**** Excerpted records ****

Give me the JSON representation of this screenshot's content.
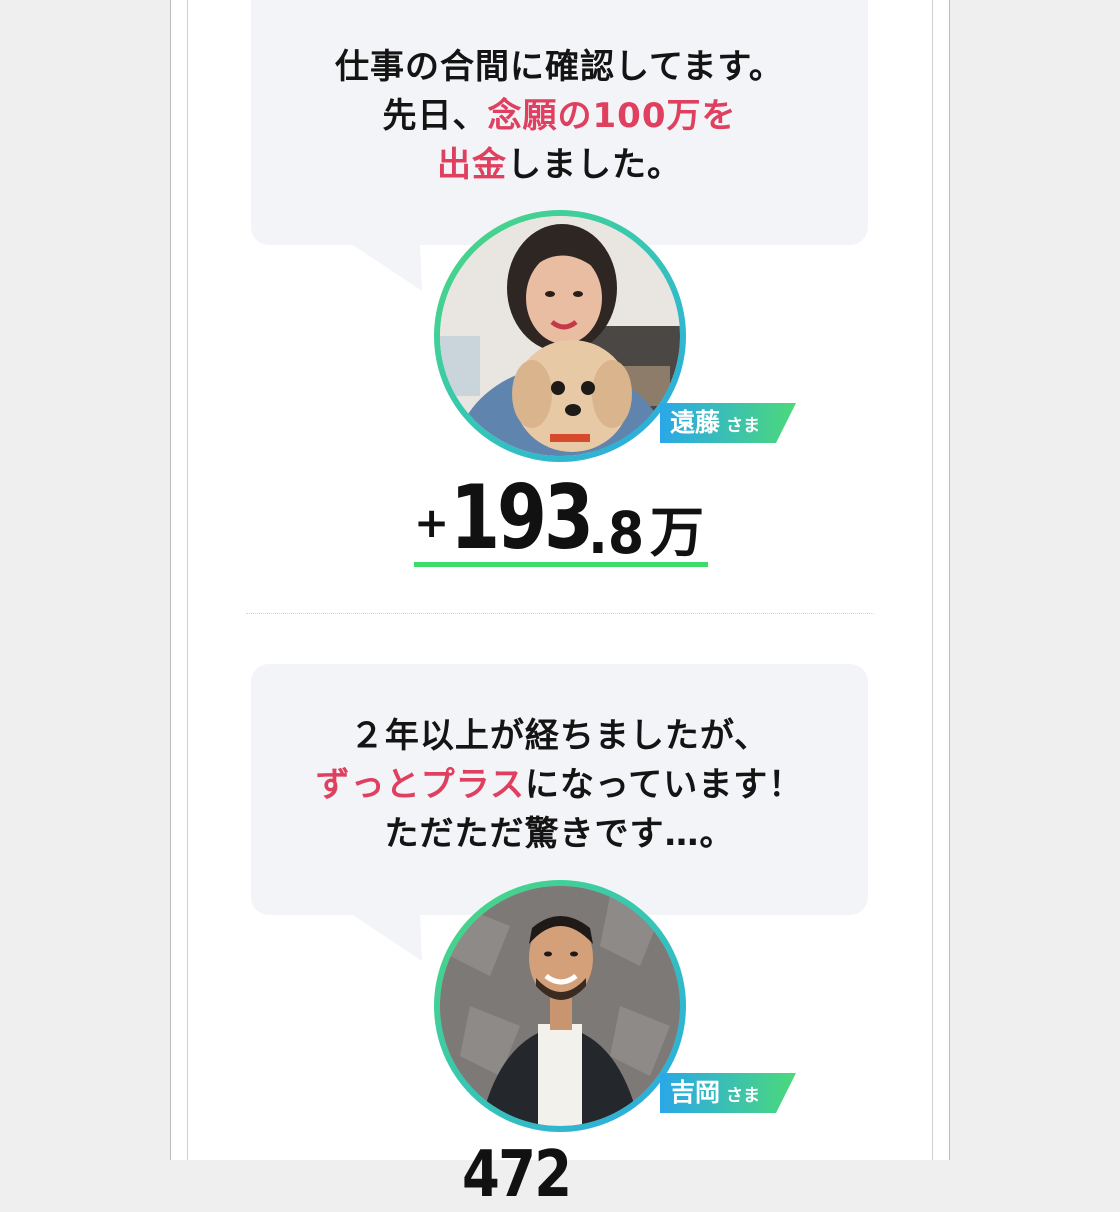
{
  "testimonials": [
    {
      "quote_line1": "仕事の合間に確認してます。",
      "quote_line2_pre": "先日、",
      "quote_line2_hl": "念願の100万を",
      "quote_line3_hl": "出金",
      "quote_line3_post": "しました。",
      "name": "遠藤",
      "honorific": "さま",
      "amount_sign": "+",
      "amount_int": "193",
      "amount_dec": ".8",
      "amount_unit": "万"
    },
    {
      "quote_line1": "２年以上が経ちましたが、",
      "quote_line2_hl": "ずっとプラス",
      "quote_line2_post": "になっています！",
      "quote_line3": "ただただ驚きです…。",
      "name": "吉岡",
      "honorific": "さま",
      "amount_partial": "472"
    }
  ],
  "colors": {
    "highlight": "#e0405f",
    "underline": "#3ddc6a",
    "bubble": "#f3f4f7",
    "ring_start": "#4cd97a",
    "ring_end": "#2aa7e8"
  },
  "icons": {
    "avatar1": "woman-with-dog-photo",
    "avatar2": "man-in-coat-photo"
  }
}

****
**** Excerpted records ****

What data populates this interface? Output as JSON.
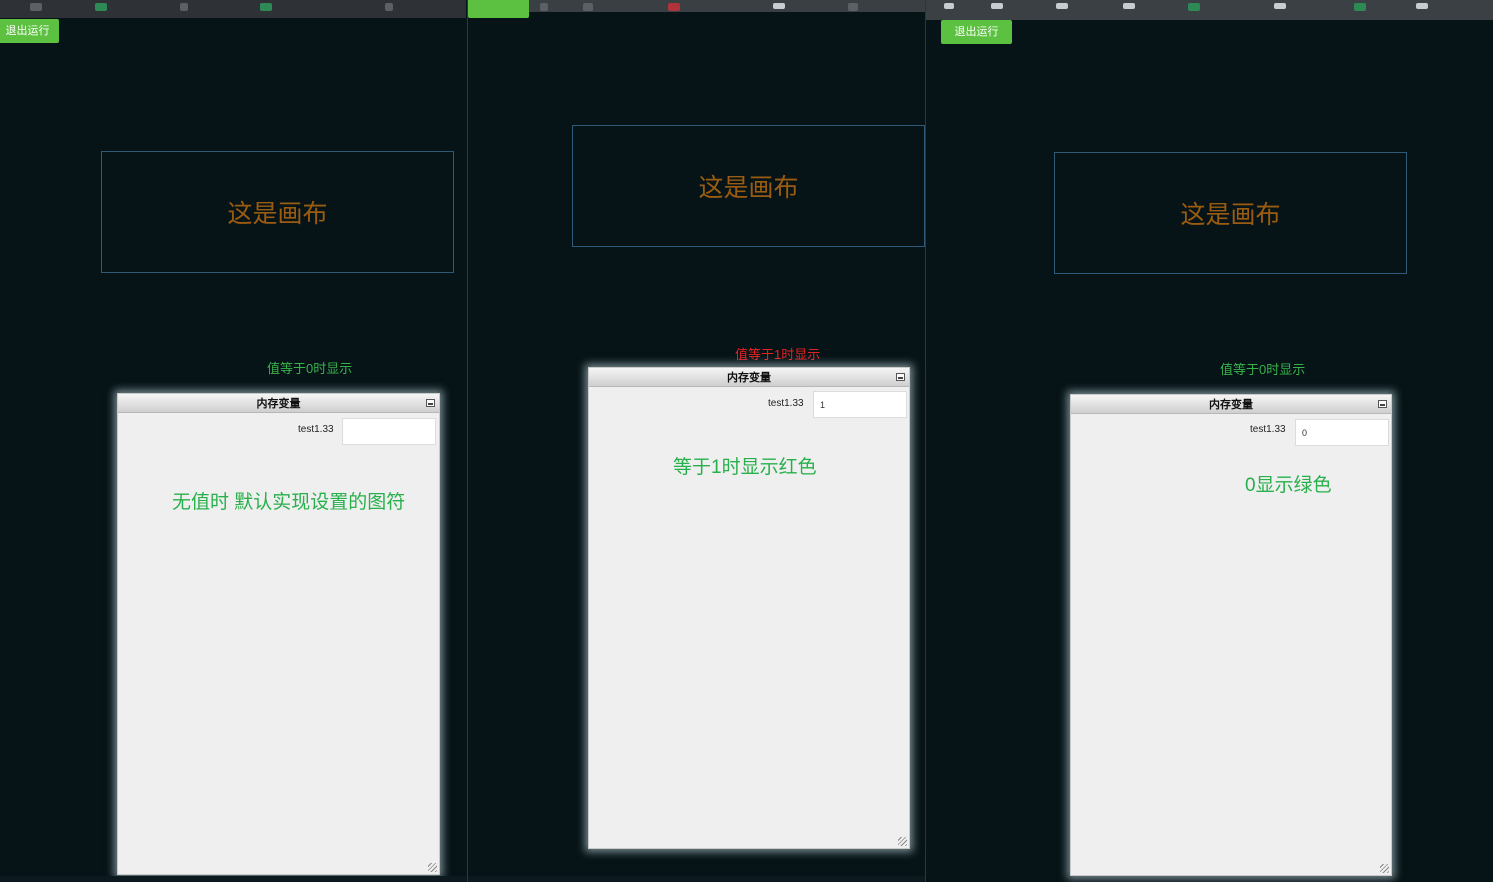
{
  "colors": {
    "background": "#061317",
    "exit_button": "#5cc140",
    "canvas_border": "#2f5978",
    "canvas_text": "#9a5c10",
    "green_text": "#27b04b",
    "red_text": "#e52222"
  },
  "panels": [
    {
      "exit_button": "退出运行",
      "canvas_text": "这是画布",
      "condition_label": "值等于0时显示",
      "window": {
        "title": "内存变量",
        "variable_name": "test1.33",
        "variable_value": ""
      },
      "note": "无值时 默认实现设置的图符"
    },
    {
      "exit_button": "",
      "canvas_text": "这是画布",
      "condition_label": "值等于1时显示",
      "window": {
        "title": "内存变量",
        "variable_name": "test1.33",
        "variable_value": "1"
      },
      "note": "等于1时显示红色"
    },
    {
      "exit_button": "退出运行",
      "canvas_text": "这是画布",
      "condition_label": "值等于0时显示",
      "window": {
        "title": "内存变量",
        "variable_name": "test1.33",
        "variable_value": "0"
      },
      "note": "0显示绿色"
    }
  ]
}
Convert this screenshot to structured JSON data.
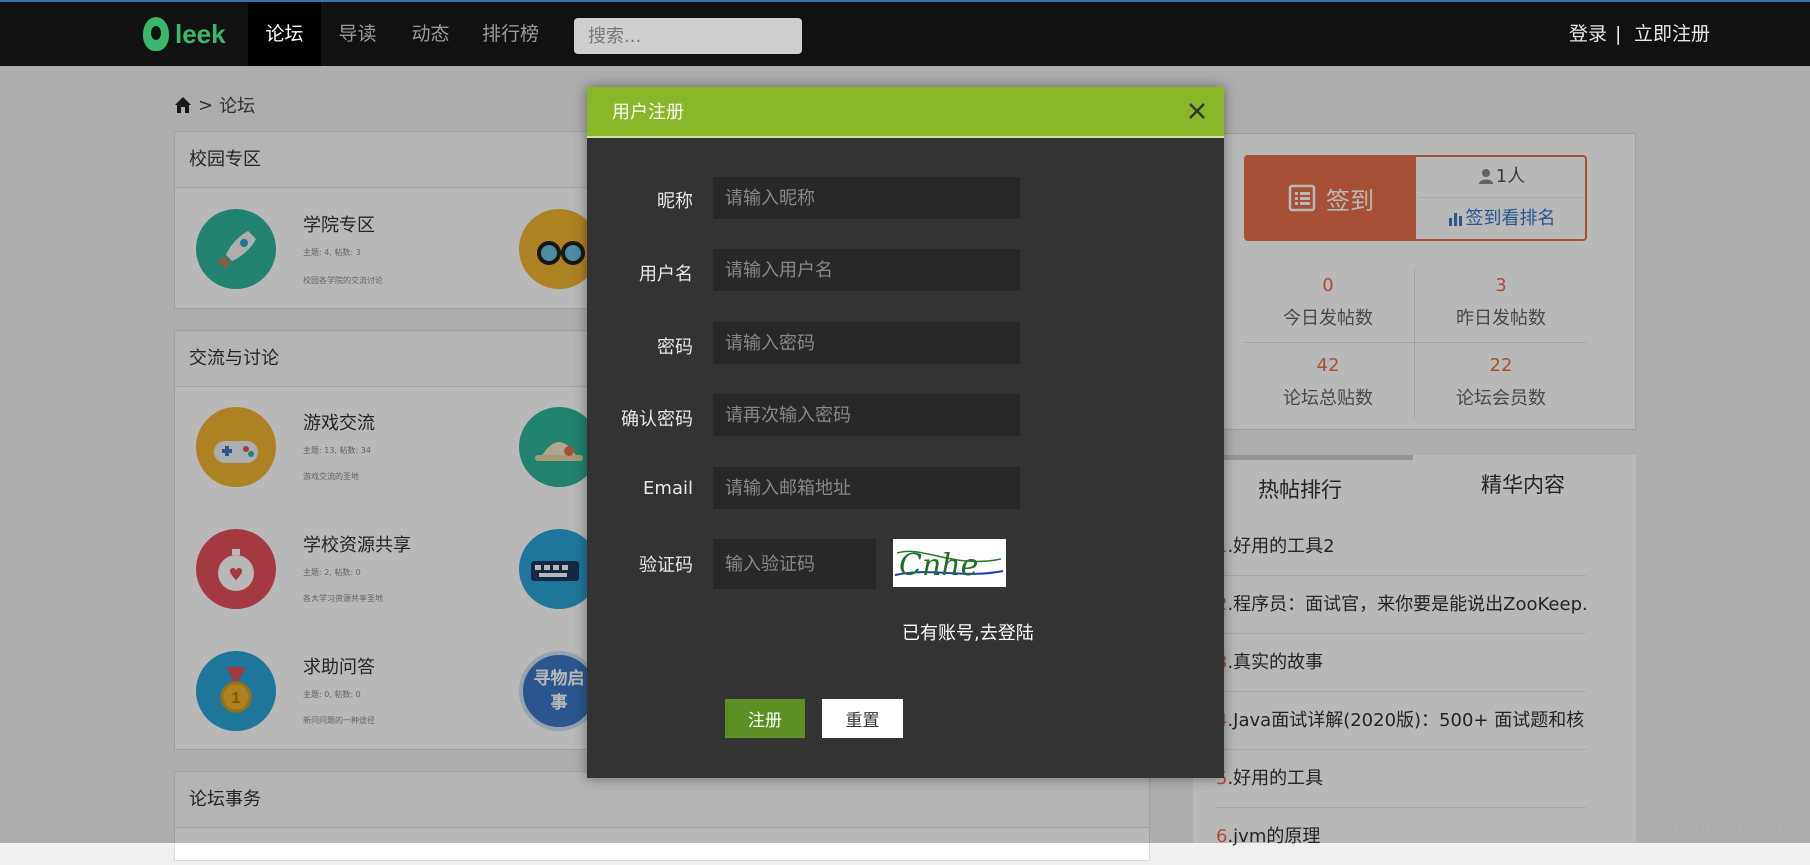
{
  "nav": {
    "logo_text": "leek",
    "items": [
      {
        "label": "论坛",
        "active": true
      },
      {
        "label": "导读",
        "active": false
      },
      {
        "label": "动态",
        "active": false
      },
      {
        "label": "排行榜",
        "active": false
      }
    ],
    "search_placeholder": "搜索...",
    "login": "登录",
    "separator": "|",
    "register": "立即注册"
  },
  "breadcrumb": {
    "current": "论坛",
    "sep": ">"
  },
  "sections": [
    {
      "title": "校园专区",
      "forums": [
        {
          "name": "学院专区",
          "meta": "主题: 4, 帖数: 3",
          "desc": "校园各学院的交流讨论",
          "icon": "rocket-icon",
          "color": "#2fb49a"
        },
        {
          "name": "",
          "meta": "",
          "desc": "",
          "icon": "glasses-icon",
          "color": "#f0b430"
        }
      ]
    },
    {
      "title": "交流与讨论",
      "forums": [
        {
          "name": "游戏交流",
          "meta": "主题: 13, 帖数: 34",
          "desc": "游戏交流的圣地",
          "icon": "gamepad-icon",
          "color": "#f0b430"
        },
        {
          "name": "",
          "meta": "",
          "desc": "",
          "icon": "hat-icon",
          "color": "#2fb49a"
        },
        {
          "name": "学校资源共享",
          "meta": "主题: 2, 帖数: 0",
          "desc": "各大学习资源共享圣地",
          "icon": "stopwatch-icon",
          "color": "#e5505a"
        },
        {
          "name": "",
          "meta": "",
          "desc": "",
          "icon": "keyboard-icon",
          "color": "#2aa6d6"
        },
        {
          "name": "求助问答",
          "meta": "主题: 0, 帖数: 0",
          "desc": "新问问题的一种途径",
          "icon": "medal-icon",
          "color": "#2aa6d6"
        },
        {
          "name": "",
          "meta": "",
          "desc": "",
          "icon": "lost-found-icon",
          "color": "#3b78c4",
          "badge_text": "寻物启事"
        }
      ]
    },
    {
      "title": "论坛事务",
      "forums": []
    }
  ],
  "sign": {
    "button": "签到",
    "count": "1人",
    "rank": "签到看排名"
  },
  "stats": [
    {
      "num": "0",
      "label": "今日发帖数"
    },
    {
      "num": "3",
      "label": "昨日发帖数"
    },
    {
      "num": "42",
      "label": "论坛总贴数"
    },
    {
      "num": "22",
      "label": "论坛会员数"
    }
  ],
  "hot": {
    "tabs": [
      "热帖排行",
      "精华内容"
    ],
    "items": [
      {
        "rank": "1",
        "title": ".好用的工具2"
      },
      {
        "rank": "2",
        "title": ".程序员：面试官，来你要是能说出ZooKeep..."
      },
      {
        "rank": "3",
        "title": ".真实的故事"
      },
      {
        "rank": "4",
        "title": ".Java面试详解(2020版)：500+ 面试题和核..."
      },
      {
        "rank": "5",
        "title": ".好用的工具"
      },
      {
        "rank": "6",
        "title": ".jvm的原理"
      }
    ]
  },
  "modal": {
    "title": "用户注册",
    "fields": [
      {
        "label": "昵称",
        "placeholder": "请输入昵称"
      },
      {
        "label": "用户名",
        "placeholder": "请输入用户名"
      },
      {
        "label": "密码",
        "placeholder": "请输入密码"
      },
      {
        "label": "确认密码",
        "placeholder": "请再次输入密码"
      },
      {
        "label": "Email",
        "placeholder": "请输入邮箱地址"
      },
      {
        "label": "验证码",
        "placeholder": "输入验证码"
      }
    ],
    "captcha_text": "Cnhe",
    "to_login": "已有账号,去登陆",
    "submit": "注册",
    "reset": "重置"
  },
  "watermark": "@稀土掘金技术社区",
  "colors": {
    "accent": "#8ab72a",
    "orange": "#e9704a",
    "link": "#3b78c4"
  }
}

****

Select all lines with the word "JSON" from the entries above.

Give me the JSON representation of this screenshot's content.
What data populates this interface? Output as JSON.
Convert this screenshot to structured JSON data.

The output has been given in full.